“Compared to front liners in Phase 1, who are attached to their work stations, reaching the target population distributed far and wide across the community in Phase 2 will be a formidable challenge. For the most vulnerable to severe illness — at least 7.5 million of the elderly, the disabled, and people with selected chronic illnesses — completing the two-dose regimen is an urgent task. Every delayed vaccination will cost lives,” Winnie said.
She added that the deployment of pharmacists and GPs to vaccination sites could be one mechanism to scale up the workforce to deliver the estimated 75,000 — 150,000 jabs required a day.
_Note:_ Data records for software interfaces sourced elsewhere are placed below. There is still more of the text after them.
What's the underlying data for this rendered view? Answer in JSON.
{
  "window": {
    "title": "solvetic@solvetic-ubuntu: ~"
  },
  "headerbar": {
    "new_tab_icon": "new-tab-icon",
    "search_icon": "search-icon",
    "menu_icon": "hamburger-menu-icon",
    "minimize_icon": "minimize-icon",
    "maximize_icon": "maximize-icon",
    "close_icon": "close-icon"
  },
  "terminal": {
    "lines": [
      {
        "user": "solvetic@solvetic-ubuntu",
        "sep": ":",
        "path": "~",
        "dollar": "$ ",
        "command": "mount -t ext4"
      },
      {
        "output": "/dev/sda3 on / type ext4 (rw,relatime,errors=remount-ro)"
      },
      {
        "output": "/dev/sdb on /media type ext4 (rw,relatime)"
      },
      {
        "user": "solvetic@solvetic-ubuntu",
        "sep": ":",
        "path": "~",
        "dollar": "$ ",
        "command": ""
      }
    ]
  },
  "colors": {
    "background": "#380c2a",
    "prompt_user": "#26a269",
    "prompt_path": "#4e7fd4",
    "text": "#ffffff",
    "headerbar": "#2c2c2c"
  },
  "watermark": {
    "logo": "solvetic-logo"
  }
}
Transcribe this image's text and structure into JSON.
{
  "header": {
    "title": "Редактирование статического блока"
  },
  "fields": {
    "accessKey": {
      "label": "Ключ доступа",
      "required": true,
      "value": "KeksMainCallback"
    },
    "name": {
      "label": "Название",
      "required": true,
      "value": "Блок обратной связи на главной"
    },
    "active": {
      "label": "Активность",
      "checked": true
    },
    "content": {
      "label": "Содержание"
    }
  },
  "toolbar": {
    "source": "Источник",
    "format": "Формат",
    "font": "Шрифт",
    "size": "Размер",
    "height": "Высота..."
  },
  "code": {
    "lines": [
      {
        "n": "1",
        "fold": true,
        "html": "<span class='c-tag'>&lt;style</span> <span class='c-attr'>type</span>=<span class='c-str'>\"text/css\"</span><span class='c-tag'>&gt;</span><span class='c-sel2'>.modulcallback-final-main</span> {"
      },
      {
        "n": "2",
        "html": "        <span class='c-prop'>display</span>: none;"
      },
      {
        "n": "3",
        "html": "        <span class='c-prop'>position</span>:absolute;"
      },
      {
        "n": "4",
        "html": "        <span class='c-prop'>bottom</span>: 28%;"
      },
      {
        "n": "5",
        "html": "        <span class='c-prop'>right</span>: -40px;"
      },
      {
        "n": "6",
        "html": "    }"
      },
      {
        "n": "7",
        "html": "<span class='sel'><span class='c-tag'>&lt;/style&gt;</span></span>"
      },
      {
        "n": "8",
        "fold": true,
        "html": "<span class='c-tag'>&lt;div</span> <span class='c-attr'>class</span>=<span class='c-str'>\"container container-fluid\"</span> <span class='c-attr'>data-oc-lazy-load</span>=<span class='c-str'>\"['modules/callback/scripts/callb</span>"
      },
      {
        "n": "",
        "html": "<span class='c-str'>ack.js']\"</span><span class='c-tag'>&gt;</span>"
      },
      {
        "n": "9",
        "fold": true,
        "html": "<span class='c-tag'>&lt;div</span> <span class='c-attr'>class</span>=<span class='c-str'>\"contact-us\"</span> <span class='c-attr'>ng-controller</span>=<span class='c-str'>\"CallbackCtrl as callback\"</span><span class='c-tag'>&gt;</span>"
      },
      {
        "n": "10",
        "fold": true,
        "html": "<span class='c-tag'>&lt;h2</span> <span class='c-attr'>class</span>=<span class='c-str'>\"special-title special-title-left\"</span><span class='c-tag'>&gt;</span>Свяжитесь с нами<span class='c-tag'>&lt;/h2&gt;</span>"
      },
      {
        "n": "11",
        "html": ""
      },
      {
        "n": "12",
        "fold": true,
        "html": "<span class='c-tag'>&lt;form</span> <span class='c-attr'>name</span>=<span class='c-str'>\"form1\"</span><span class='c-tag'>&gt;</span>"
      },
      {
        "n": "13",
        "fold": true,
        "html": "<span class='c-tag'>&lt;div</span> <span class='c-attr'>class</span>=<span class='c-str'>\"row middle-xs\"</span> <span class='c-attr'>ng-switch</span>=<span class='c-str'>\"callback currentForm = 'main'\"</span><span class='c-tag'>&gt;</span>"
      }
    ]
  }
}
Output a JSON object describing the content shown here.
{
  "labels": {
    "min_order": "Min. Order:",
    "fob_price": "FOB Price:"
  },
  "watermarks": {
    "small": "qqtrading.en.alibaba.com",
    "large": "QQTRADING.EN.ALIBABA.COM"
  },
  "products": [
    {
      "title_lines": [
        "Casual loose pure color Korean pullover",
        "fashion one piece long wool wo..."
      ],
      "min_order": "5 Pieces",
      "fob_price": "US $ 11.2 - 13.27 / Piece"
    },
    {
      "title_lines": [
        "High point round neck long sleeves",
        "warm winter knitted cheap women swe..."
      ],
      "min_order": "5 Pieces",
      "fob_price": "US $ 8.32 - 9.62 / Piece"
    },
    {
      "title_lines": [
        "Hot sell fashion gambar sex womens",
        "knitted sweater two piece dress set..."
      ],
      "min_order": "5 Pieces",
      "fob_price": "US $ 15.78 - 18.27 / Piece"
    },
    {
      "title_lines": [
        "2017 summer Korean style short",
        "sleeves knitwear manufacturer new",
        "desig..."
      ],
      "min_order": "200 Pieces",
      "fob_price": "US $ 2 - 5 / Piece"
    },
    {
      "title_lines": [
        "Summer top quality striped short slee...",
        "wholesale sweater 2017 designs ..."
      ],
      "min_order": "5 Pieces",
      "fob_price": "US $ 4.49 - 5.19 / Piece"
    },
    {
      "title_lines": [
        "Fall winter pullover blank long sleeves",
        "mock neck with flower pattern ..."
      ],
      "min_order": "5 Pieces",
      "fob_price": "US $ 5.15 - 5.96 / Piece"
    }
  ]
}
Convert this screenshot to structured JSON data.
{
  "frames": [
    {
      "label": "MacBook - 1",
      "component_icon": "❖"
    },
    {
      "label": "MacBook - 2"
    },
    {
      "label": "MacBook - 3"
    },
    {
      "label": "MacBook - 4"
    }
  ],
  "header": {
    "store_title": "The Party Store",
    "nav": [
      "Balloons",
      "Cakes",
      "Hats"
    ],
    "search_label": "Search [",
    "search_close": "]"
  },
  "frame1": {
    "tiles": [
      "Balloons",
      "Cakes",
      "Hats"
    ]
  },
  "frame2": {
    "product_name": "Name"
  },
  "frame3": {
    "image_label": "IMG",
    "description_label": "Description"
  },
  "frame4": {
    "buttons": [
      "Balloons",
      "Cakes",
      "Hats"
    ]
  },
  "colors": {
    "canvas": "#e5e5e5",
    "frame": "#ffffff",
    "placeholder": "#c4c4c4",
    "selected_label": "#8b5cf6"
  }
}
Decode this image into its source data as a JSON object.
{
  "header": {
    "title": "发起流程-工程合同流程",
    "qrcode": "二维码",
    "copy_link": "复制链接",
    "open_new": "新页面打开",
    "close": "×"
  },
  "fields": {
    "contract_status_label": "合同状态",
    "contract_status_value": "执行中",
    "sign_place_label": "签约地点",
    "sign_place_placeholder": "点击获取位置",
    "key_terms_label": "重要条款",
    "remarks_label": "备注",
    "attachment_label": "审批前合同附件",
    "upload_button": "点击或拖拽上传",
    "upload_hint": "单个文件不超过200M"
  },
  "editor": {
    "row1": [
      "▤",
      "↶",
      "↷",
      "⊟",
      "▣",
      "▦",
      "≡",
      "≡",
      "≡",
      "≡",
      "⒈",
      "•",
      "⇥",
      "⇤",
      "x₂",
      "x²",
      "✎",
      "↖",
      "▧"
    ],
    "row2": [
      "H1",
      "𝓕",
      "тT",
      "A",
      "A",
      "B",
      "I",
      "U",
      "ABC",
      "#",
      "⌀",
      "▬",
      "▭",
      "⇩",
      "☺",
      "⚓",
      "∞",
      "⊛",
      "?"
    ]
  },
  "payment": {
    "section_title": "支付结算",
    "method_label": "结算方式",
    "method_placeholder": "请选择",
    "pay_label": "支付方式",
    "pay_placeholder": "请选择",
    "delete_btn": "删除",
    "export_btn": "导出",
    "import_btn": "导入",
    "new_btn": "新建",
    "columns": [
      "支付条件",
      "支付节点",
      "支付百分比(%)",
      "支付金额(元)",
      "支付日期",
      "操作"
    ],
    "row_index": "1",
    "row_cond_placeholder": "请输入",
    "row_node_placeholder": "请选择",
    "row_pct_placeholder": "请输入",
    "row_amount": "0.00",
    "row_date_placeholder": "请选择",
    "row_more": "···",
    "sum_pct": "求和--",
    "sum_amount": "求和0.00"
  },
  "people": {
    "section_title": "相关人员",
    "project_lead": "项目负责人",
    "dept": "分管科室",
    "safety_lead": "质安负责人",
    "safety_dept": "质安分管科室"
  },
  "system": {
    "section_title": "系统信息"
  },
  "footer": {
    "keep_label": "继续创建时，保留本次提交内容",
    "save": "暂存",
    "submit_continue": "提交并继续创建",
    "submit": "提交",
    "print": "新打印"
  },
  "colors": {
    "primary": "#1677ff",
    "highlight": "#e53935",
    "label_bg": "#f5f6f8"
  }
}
“The other is to implement pharmacy-based vaccination programmes, where trained and accredited community pharmacists deliver vaccinations on their premises.
“Alongside GP clinics, this makes it more convenient for eligible residents nearby to access their jabs, prevent overcrowding of vaccination sites, also allowing the public sector to have enough resources for outreach to remote pockets and aged care homes. Selangor, Kuala Lumpur, Penang, and Johor — accounting for over 60 per cent of the country’s community pharmacies in 2016 — are populous states in which such an approach can increase the speed of coverage,” Winnie emphasised.
She further said that at least 36 countries around the world depend on pharmacists as part of its immunisation workforce, according to the International Pharmaceutical Federation data in 2020.
Earlier today, Prime Minister Tan Sri Muhyiddin Yassin announced that Malaysia will receive the Pfizer-Biontech Covid-19 vaccine this Sunday or five days earlier than previously scheduled.
At the launch of the National Covid-19 Immunisation Plan today, he also said the rollout of Malaysia’s vaccination programme will start on February 26 on a voluntary basis.
The National Covid-19 Immunisation Programme will roll out in three phases, targeting 80 per cent of the population who will be vaccinated for free.